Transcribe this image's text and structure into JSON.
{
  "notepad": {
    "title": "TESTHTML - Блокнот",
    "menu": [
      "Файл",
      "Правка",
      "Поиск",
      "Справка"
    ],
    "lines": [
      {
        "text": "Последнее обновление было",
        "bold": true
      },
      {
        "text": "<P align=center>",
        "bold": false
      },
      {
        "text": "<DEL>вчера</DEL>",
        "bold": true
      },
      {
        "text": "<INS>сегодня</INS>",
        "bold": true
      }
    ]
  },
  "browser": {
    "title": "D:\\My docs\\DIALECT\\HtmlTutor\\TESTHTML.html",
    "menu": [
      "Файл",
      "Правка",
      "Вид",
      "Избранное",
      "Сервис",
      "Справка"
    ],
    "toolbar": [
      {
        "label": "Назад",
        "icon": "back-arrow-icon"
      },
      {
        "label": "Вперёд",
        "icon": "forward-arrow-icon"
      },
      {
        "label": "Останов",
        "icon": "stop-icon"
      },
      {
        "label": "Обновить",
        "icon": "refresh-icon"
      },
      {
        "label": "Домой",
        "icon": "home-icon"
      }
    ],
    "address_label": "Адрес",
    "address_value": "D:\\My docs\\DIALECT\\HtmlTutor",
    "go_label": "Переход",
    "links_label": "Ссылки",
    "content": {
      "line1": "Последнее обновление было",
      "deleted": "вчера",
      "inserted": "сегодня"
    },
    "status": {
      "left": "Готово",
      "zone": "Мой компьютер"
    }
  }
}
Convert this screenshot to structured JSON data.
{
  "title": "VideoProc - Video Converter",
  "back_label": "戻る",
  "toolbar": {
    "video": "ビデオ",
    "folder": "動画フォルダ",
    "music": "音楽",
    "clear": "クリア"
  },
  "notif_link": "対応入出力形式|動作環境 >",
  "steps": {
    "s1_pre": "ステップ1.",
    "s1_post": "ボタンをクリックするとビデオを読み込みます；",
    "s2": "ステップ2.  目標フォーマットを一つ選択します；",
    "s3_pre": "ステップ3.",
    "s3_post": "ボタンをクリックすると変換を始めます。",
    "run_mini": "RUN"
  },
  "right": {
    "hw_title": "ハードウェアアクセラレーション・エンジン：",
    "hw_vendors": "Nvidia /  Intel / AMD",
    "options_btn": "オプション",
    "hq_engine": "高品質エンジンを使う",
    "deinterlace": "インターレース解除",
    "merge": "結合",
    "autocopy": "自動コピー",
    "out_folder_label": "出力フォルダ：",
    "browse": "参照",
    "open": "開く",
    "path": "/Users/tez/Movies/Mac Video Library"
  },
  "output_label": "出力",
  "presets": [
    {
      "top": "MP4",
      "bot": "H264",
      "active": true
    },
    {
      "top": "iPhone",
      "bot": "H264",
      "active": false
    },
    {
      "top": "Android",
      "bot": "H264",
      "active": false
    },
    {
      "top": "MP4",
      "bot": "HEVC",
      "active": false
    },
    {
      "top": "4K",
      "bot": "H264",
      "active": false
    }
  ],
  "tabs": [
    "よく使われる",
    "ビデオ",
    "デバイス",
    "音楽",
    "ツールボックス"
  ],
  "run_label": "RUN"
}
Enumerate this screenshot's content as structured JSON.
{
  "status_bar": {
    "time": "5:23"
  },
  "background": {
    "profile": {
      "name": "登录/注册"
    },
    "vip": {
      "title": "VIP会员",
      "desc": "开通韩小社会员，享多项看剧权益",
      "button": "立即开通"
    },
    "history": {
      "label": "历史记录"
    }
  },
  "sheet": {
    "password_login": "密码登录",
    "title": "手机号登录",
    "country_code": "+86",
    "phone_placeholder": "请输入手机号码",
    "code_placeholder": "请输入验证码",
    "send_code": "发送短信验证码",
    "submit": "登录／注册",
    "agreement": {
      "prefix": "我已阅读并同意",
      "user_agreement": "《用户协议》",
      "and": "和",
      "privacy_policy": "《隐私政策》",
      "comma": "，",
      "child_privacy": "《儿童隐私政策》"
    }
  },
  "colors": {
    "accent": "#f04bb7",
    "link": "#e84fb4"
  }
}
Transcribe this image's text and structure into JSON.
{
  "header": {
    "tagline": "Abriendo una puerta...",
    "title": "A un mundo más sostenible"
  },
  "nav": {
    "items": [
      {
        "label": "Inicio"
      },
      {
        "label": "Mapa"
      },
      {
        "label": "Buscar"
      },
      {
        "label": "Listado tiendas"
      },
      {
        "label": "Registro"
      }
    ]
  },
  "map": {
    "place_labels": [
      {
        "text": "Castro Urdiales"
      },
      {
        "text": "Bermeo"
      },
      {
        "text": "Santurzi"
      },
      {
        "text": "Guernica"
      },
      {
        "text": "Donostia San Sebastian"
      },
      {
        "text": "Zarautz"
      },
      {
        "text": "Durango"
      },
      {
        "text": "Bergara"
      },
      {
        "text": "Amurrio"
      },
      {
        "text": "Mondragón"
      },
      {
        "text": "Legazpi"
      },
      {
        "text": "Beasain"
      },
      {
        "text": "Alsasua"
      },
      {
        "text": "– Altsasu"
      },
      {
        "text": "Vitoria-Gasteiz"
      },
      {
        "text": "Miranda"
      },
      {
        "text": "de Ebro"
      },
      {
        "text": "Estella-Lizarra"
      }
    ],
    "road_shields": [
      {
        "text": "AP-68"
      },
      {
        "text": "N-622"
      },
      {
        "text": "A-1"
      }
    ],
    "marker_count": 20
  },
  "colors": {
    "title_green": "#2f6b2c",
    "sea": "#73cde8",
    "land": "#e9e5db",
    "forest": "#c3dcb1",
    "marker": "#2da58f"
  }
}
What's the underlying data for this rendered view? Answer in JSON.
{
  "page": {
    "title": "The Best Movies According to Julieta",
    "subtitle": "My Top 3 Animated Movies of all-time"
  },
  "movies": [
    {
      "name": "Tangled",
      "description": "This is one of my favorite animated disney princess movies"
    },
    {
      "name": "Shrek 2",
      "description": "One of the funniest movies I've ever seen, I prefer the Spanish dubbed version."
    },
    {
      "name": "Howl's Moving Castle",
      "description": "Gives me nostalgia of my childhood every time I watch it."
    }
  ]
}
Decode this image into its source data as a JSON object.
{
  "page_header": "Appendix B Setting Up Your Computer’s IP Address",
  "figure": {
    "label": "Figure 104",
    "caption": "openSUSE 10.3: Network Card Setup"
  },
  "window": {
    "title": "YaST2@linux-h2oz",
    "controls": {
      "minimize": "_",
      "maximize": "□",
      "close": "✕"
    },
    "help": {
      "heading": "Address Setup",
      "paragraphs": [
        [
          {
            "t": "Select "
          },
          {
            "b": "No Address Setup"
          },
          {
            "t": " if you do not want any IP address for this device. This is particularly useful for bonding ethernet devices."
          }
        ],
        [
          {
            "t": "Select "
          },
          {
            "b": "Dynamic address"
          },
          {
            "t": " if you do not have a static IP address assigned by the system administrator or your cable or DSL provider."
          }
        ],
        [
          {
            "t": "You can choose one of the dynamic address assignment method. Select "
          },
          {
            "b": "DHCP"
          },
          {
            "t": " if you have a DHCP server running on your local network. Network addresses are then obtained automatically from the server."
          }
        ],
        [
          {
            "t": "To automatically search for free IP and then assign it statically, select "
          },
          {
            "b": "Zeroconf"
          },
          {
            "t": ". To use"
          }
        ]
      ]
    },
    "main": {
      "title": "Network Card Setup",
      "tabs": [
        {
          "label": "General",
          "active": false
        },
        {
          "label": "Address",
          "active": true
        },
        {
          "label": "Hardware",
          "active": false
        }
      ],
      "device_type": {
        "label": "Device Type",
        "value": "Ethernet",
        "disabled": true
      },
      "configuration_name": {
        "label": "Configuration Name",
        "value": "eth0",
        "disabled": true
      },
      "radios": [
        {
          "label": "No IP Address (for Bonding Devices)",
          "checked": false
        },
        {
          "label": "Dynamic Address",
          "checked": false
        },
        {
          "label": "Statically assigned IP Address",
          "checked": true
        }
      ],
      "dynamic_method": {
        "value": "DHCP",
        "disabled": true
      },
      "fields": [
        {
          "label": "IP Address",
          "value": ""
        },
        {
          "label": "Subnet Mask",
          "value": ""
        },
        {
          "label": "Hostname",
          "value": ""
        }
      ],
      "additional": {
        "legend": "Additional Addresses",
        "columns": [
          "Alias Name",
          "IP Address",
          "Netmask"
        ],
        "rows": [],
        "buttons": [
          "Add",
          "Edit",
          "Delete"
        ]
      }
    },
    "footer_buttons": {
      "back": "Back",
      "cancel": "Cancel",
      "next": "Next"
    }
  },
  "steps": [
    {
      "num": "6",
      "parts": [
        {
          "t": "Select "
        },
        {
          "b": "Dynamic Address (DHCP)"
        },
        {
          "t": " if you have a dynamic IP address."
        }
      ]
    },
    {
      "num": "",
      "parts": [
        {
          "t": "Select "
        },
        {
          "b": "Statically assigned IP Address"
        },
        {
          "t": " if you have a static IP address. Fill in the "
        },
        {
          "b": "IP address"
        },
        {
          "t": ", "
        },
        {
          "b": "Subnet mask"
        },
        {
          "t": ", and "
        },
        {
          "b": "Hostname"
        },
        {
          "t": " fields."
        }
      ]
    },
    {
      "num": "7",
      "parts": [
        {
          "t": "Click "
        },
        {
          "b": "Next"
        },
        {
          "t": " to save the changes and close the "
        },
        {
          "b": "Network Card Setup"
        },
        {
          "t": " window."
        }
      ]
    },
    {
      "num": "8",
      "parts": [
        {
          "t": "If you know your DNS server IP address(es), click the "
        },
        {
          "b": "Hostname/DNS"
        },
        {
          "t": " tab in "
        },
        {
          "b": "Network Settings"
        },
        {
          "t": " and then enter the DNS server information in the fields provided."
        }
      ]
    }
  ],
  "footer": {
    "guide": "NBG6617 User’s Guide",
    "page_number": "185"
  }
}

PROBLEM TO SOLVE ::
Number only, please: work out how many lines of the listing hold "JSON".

RESPONSE TO THIS EXERCISE ::
6